### Data to examine
******************************
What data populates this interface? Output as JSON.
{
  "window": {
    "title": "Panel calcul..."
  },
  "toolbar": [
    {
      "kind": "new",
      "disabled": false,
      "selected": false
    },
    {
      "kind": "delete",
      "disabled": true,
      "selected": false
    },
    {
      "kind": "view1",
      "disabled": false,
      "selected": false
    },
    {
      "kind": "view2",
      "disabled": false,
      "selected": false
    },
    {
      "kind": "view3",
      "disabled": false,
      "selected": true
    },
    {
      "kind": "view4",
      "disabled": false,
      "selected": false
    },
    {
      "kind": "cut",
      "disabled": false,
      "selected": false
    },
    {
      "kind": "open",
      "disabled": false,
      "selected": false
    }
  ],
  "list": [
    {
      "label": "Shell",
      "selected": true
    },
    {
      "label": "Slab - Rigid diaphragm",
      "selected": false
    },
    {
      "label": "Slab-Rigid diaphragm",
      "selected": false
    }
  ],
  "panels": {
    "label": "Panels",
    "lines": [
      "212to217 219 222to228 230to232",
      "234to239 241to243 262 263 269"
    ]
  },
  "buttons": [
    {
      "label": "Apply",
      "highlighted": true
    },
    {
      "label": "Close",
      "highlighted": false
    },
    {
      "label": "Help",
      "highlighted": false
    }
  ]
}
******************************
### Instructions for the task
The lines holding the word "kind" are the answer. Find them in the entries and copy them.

### Problem solution
      "kind": "new",
      "kind": "delete",
      "kind": "view1",
      "kind": "view2",
      "kind": "view3",
      "kind": "view4",
      "kind": "cut",
      "kind": "open",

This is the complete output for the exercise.